The only real comment I can make is that the market valuations and number of investments have gone up. The entrepreneurs have gained leverage and power. Which is likely to lower returns for investors.
SAI: Pivoting (no pun intended) to another topic — how many VCs want you dead?
Ravikant: Hey, I’m sending them good deals all day long. We’ve gotten about half a dozen Series As and Bs done now on AngelList, and we have 400 happy VCs on the list.
I guess it depends on the VC. If you have no differentiation, if you’re just money, then yes, you’re in trouble, because we’re commoditizing access to startups. But if you have a brand and a reason that the startups want you, then you’re fine. Even better off since you’re getting matched up.
There are startups getting funded that Silicon Valley VCs wouldn’t fund, but they’re getting funded by VCs who aren’t part of the Silicon Valley club.
And a lot of great companies are now coming out of unexpected places, like Groupon, Foursquare, Skype and others that are violating the deeply cherished and somewhat arrogant belief that only the Valley can produce huge companies.
The startup world is flattening, thanks to the web. Thanks to AngelList, I see geographic hotspots bubbling. We’ve received great companies from Estonia, there’s a vibrant startup scene there. There’s also lots of good ones from Chile; “Startup Chile” is cranking them out.
These startups are hitting local markets with local teams and Silicon Valley-class products, but they need investment.
SAI: What do you think of Bryce Roberts leaving AngelList and saying you guys encourage a herd mentality?
Ravikant: We aren’t gatekeepers. Any angel on AngelList can share any company with anyone who follows them. And we don’t espouse a particular style of investing.
Social proof is just one of four things we look at. We put just as much weight on traction, team and product. Strength in one-two of those is usually enough for me to share a startup with my followers.
So to me this is much ado about nothing. We’re trying to stay focused on execution, which is all that matters. There are startups that rely on us and these distractions are a disservice to them.
SAI: Another question has to do with potential conflicts of interest. You’re a “superangel” yourself and you’re matching up startups with other investors. How does that work?
Ravikant: That’s right, I’m an investor in 50 companies. But here’s the thing: I don’t really invest anymore. Once in a blue moon, maybe. I’m too busy with AngelList, and I likely will never raise another personal fund.
Secondly, I don’t even talk to most of the companies I’ve invested in and I’d never give them a competitor’s info. Thirdly, I’ve gotten dozens of companies that are competitors to ones I’m in funded. Fourthly there’s a team of us who look at them. And finally, we tell the startups not to put up sensitive info anyway.

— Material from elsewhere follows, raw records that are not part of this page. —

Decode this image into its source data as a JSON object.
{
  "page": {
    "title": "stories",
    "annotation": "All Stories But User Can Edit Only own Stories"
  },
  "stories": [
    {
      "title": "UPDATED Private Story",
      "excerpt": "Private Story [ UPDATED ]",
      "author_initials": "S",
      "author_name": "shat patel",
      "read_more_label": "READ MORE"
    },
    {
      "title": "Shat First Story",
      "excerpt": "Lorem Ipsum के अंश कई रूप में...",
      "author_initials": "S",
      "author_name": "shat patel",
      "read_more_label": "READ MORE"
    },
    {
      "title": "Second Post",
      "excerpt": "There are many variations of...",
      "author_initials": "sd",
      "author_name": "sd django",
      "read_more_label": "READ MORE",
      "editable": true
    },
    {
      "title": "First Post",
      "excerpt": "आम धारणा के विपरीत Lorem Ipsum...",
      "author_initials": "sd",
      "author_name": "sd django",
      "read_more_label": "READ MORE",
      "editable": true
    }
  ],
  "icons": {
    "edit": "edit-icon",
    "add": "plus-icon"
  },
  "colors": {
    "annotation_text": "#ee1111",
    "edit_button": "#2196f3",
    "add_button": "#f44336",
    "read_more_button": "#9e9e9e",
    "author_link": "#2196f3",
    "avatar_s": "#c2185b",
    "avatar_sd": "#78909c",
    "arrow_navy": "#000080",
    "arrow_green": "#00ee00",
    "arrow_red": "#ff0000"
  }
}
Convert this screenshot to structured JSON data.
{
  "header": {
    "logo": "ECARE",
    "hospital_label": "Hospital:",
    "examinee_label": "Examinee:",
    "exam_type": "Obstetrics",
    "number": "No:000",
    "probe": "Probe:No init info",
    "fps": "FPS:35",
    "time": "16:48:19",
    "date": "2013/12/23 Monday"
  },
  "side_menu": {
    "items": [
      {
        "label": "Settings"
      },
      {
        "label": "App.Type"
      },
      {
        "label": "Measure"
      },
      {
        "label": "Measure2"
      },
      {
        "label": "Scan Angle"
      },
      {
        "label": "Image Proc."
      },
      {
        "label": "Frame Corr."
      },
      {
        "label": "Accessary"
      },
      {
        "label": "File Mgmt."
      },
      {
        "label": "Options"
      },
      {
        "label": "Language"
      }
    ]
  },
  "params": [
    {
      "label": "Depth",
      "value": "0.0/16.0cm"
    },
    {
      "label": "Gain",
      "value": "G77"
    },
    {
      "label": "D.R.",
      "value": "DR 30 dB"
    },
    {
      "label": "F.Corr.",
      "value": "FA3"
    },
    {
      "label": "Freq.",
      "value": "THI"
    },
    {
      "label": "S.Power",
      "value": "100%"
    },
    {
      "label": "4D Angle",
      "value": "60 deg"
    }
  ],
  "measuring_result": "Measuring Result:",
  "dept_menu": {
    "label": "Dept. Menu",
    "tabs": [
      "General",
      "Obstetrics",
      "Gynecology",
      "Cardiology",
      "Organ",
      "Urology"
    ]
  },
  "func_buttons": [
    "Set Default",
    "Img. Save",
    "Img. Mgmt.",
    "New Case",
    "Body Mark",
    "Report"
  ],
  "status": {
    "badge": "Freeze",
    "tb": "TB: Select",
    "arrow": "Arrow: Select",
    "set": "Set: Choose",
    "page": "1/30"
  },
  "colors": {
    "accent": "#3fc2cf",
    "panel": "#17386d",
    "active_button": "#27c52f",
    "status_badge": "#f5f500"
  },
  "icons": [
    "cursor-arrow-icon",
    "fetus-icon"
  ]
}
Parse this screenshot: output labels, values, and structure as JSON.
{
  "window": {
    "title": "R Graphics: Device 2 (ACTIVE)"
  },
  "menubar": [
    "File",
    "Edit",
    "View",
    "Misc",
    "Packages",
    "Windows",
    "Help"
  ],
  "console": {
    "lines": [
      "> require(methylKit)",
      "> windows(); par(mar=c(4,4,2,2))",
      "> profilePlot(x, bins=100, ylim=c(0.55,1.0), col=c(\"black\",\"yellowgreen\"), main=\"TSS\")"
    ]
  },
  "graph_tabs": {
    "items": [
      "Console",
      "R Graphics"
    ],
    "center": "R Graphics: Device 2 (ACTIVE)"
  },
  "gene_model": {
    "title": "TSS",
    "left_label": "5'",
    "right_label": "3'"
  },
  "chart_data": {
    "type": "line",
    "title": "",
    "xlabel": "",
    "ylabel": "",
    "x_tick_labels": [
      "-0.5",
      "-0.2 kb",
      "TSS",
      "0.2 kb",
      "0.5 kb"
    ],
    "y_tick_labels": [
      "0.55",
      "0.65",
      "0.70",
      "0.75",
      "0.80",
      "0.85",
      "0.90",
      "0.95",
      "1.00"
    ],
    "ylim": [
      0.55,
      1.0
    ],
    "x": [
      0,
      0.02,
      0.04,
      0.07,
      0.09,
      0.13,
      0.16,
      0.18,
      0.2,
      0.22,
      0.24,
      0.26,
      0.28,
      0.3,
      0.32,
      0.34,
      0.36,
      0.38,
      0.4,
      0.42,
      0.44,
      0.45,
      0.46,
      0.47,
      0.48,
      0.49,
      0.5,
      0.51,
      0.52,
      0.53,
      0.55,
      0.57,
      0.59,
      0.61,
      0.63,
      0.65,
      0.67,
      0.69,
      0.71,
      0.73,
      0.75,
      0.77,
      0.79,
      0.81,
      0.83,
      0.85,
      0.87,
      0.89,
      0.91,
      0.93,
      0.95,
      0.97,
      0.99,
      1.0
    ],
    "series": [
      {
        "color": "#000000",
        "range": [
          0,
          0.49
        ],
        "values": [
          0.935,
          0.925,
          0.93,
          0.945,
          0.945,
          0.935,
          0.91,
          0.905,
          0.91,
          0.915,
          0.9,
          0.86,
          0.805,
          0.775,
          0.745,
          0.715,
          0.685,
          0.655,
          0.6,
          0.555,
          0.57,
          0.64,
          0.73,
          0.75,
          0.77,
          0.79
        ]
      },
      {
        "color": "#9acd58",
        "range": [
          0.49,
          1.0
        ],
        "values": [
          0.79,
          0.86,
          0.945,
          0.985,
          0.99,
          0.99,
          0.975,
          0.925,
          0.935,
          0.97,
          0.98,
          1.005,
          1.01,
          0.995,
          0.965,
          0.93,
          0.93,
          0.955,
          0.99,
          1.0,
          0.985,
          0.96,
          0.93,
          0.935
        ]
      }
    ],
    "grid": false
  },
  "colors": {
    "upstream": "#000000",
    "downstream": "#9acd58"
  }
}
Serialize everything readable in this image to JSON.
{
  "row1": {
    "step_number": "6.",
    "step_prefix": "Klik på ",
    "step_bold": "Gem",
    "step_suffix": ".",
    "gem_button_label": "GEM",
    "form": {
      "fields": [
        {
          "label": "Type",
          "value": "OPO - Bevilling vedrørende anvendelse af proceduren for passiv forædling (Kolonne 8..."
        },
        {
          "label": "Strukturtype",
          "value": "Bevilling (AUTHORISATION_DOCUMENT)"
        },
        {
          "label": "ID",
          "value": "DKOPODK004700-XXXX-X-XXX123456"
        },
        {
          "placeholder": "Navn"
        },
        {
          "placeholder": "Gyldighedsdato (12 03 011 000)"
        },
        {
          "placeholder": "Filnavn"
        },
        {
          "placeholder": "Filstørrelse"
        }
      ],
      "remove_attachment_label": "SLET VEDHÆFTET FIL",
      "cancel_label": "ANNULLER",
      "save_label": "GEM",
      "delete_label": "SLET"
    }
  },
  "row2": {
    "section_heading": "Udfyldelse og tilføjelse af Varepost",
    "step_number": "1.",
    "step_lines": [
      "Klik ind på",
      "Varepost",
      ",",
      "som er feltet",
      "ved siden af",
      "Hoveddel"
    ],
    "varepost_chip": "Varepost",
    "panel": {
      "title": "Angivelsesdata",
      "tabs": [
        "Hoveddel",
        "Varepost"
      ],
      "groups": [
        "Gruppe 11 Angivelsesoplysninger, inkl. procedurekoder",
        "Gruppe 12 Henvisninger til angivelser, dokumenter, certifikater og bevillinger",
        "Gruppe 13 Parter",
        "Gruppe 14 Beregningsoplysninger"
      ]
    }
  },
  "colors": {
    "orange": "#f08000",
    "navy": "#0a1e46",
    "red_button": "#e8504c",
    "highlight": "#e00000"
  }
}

Honestly though, no startup seems to care. It’s the MySpace generation. It’s all out in the open. Investors talk. Might as well go in with your eyes open.